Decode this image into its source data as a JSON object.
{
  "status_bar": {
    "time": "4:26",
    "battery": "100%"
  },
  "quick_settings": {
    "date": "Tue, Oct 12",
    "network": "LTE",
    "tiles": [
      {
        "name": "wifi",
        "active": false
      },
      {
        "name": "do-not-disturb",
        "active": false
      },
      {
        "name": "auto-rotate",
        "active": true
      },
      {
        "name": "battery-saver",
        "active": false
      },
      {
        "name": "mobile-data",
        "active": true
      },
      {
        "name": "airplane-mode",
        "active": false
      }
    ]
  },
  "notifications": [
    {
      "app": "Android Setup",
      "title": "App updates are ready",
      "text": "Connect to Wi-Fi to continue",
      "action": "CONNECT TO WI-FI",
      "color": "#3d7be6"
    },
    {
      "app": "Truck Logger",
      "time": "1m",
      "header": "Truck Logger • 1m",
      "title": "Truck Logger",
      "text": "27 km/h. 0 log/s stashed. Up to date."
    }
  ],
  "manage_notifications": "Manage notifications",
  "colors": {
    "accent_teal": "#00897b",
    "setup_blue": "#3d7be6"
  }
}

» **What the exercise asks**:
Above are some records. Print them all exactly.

» **Answer section**:
Decode this image into its source data as a JSON object.
{
  "status_bar": {
    "time": "4:26",
    "battery": "100%"
  },
  "quick_settings": {
    "date": "Tue, Oct 12",
    "network": "LTE",
    "tiles": [
      {
        "name": "wifi",
        "active": false
      },
      {
        "name": "do-not-disturb",
        "active": false
      },
      {
        "name": "auto-rotate",
        "active": true
      },
      {
        "name": "battery-saver",
        "active": false
      },
      {
        "name": "mobile-data",
        "active": true
      },
      {
        "name": "airplane-mode",
        "active": false
      }
    ]
  },
  "notifications": [
    {
      "app": "Android Setup",
      "title": "App updates are ready",
      "text": "Connect to Wi-Fi to continue",
      "action": "CONNECT TO WI-FI",
      "color": "#3d7be6"
    },
    {
      "app": "Truck Logger",
      "time": "1m",
      "header": "Truck Logger • 1m",
      "title": "Truck Logger",
      "text": "27 km/h. 0 log/s stashed. Up to date."
    }
  ],
  "manage_notifications": "Manage notifications",
  "colors": {
    "accent_teal": "#00897b",
    "setup_blue": "#3d7be6"
  }
}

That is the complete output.